In honor of the NHL's 75th anniversary, the All-Stars wear replicas of the original All-Star Game uniforms.

The uniforms from 1989-91 are reinstated, with the numbers changing color -- black numbers on the white jersey and white numbers on the black jersey.

The uniforms undergo a radical change in 1994, with the change in the names of the conferences. The uniforms now feature a huge star on the front -- a design that would eventually be adopted by the Dallas Stars. In 1994, the names and sleeve numbers on the Eastern Conference's uniforms are black with silver trim. Also starting in 1994, the pants would be replaced by shells that are worn over the player's regular pants. In several photos, you can see the bottom edge of the regular pants showing underneath the shells.

The uniforms change again in the first year of the North America vs. World format. The flags of each player's home country is sewn on the front.

In 2000 and 2001, the skaters on both teams wore colored uniforms -- navy blue for North America and red for the world. Goalies on both teams wore the corresponding white jerseys. Note two quirks on the world's uniforms -- the polo-style collar and the name underneath the number, the latter of which is actually a violation of the NHL's uniform code, which states the name must be shoulder-height.

Both teams again wear colored jerseys in the final year of the North America vs. World format. The colors are similar enough that at times it was difficult to distinguish the two teams. That problem would be rectified the following season.

The maroon jersey changes to white, which is worn by the Eastern Conference. The Western Conference wears the blue uniforms.

The All-Star Game uniforms have a vintage feel to them for the 2004 All-Star Game in St. Paul, MN.

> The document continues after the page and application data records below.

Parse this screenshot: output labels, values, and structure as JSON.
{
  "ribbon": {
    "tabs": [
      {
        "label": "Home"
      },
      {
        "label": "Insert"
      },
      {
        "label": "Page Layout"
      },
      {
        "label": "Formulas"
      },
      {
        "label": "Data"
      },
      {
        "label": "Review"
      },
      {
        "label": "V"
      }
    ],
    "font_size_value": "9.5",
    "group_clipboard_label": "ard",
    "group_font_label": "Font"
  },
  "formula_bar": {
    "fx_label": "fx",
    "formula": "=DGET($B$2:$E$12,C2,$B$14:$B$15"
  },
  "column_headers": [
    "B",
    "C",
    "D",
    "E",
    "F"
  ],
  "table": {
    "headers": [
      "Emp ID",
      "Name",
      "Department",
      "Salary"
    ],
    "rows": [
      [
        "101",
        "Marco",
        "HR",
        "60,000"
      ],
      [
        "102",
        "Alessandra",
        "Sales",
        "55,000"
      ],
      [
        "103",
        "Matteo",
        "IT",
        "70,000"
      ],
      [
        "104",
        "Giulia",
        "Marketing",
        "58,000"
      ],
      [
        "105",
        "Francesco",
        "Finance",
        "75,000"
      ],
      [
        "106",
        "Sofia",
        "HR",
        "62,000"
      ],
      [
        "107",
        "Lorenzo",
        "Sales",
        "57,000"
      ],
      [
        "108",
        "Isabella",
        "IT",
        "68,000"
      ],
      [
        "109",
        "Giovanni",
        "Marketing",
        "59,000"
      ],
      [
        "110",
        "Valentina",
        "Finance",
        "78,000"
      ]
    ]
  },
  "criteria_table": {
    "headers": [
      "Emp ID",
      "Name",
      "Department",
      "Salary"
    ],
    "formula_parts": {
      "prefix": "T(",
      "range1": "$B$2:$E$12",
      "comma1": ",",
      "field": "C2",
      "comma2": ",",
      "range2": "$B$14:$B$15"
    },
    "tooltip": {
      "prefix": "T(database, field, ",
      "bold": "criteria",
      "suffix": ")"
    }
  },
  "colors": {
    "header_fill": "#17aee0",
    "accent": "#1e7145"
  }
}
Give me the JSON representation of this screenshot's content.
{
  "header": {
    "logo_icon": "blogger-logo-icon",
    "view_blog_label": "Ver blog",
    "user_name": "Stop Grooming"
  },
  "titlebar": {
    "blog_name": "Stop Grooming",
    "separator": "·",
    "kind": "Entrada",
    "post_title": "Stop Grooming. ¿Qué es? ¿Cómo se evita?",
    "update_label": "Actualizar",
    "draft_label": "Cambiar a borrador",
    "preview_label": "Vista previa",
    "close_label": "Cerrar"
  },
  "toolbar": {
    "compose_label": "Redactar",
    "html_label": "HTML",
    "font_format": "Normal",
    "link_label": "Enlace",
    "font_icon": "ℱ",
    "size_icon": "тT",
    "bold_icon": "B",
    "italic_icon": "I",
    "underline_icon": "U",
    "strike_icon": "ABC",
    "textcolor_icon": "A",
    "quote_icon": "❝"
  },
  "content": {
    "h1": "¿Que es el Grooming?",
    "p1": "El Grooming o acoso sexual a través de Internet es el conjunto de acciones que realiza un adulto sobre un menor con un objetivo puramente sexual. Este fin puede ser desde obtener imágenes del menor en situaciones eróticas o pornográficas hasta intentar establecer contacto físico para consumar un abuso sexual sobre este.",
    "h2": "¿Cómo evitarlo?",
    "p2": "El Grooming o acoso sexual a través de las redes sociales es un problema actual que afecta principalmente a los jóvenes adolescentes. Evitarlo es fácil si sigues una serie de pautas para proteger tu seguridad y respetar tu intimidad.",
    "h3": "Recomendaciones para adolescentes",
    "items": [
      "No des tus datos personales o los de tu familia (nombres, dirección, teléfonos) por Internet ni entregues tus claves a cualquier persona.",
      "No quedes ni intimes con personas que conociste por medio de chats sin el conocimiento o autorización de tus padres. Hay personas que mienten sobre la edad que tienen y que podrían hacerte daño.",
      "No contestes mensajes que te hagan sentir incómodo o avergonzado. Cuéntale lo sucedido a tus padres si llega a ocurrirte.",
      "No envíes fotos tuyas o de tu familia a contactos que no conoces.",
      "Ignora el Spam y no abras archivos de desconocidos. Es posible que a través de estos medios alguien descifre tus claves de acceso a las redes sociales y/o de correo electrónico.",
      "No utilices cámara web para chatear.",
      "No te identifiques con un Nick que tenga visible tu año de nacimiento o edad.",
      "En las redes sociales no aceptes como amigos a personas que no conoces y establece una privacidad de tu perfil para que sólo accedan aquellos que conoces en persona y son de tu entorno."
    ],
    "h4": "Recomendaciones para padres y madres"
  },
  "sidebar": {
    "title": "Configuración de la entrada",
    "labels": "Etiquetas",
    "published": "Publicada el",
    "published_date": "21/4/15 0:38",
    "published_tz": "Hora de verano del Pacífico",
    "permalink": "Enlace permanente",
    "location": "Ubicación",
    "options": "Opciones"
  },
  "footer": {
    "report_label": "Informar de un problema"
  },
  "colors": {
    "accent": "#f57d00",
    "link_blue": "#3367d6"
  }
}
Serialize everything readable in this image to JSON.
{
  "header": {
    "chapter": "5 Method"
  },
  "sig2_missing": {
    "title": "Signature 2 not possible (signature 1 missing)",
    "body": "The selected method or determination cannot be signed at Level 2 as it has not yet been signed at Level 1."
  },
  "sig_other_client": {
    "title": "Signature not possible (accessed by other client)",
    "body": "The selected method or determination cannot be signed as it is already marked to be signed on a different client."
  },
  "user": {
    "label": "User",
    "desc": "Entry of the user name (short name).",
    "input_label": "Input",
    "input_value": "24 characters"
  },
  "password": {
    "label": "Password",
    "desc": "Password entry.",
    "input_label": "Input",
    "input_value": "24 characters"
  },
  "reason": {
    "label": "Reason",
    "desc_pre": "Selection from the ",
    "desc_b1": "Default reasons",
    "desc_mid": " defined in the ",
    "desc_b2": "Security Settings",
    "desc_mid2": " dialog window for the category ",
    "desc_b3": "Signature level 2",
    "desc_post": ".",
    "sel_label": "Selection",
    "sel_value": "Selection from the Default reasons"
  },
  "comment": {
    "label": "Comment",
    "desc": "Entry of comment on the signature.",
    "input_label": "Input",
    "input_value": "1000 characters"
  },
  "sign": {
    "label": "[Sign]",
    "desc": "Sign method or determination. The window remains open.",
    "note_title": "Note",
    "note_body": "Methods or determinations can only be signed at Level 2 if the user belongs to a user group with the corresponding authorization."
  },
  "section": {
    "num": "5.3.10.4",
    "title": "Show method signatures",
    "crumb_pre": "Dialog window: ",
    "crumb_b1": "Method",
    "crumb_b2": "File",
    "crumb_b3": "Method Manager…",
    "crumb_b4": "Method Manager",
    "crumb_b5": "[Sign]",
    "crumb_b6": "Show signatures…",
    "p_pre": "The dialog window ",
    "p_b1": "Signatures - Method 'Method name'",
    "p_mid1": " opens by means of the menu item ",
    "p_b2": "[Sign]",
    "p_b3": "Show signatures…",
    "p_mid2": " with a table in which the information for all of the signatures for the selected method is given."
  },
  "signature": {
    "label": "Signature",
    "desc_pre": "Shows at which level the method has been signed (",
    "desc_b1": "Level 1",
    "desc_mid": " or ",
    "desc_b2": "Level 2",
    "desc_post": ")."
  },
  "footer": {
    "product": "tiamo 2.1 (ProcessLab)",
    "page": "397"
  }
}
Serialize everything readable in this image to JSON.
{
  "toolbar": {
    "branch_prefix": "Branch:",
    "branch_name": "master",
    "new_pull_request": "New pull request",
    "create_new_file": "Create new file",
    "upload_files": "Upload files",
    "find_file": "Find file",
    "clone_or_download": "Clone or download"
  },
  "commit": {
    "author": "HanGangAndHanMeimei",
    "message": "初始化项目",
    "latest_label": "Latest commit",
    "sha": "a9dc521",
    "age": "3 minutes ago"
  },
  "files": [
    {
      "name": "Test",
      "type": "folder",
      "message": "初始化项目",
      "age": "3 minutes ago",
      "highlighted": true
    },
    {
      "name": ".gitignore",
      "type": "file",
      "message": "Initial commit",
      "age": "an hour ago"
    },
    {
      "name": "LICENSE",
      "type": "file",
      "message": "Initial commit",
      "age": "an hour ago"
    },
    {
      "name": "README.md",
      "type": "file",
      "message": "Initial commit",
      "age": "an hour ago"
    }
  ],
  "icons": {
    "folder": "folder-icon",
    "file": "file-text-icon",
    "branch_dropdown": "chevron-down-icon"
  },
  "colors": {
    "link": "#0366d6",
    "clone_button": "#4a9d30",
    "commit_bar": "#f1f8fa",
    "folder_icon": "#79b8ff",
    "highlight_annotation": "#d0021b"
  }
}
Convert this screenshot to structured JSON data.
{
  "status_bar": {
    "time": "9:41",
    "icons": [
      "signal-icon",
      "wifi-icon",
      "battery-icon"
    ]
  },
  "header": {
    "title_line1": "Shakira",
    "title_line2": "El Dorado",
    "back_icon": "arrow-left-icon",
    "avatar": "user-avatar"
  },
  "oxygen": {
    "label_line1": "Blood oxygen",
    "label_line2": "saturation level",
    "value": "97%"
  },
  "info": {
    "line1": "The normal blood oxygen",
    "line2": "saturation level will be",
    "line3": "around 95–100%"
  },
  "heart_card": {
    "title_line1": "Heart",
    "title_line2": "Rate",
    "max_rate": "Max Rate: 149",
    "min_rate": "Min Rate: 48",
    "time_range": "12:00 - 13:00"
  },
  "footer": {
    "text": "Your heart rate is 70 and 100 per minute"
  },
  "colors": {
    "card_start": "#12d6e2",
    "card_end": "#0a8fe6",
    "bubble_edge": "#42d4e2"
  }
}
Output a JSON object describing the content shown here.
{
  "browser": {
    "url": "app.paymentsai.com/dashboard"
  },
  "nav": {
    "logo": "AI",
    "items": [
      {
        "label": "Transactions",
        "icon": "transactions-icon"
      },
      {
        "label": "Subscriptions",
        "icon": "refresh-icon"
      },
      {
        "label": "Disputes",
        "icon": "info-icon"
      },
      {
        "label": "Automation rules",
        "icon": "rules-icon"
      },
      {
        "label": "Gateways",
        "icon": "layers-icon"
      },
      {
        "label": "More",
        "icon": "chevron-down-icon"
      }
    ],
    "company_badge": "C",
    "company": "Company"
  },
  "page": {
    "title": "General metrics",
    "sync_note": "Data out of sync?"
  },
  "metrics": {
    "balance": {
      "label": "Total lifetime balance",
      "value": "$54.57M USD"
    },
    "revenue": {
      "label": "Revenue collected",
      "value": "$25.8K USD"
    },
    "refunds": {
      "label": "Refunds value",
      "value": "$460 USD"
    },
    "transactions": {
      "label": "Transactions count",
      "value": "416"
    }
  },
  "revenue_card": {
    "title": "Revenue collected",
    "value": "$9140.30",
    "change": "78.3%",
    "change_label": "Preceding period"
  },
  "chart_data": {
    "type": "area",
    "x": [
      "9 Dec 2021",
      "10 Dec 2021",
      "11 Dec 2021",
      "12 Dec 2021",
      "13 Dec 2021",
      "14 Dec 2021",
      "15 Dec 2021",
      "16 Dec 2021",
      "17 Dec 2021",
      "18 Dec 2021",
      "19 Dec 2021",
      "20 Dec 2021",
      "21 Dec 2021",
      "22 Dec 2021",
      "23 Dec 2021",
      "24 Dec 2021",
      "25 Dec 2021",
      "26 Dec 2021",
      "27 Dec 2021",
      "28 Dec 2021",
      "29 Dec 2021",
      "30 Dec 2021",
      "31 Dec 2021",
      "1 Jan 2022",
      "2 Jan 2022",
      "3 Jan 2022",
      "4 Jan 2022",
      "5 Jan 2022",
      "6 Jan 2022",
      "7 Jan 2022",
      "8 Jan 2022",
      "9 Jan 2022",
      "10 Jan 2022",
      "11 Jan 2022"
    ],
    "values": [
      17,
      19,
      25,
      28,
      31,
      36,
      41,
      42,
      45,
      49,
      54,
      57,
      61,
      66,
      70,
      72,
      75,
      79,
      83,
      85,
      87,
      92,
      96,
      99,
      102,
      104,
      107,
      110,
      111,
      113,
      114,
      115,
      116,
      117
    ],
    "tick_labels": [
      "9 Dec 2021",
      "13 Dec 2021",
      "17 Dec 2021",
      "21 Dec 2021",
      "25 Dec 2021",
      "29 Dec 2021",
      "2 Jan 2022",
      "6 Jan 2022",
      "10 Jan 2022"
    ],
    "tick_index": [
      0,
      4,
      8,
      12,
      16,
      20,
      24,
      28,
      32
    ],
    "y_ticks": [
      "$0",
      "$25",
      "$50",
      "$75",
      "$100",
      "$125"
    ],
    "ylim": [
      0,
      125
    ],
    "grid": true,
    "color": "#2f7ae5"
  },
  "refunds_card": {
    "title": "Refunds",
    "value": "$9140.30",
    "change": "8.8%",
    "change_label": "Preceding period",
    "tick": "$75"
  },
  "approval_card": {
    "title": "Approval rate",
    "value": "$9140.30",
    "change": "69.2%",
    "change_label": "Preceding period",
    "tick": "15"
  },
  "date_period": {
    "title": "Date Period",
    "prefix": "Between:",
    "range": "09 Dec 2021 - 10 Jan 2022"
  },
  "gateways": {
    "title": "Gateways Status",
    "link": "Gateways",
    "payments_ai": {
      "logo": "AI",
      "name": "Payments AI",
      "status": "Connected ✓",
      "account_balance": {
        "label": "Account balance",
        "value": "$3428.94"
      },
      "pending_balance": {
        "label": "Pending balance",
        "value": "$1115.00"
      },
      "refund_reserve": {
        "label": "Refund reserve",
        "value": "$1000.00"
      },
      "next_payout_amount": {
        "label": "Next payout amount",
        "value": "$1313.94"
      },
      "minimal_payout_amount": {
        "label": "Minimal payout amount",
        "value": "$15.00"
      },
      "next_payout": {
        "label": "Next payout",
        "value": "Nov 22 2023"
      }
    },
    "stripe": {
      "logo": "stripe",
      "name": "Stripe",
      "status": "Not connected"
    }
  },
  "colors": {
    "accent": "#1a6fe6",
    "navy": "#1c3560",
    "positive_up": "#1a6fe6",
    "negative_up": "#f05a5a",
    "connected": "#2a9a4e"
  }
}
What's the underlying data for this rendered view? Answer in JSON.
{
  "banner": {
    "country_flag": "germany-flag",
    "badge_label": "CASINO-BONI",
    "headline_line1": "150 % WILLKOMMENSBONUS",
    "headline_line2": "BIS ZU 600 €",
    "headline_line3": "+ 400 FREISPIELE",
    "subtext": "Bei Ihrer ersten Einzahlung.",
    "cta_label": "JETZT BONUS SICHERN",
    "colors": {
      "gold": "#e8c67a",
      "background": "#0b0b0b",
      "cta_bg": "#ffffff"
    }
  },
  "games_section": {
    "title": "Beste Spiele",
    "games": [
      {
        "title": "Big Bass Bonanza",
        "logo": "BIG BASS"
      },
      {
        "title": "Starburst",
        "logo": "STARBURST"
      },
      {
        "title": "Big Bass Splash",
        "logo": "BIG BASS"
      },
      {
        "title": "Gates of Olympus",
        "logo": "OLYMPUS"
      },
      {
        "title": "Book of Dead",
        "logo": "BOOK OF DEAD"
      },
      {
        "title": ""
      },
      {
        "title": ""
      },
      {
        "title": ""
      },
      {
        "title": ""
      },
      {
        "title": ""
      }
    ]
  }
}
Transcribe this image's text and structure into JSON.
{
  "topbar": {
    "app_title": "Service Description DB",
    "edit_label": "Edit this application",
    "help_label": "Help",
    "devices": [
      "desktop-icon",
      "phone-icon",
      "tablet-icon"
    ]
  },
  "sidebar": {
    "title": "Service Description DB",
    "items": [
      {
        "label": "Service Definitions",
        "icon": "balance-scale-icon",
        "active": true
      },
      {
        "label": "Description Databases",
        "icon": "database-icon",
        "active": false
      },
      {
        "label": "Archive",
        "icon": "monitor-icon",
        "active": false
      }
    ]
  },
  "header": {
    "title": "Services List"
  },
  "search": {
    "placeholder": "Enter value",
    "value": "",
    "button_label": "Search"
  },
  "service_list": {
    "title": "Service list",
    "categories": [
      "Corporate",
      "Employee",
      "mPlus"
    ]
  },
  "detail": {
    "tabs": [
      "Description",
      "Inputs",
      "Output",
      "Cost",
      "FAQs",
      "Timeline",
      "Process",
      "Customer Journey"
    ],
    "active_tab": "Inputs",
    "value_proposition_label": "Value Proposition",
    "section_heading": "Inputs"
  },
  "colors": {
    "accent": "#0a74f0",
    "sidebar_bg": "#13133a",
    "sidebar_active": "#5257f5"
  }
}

Following a two-year absence, the All-Star Game returns in 2007 with the world premiere of the Reebok Edge uniform system.

The crests on the jerseys change.

The uniforms have a mirror effect for the 2009 All-Star Game -- the East's striping pattern is the reverse of the West's, and vice-versa. Note the three stars along the jersey-color sleeves on each jersey. Inside, they contain the three previous years that the Canadiens hosted the All-Star Game -- 1969, 1975 and 1993. The logo of the player's team appears on the helmets.

A new design is introduced for the 2011 All-Star Game in Raleigh, North Carolina. Note the unique placement of the front numbers. Just in time for this redesign is a new game format, in which the team captains choose sides -- think of it as the most expensive pickup game in sports history. In 2011, the teams are dubbed Team Staal and Team Lidstrom.

The NHL incorporates neon green in its All-Star uniforms for the 2015 game.

For the 2016 game, the NHL institutes a four-team 3-on-3 tournament, with players representing their divisions. Despite four teams participating, there were only two jersey designs in the first year of the format, and all players on all teams were issued both dark and white jerseys.

With the NHL retaining the four-team 3-on-3 tournament format for 2017, and with considerably more notice, the league unveiled four jerseys for the occasion.

The four-jersey treatment continued in 2018 in the third year of the four-team divisional tournament.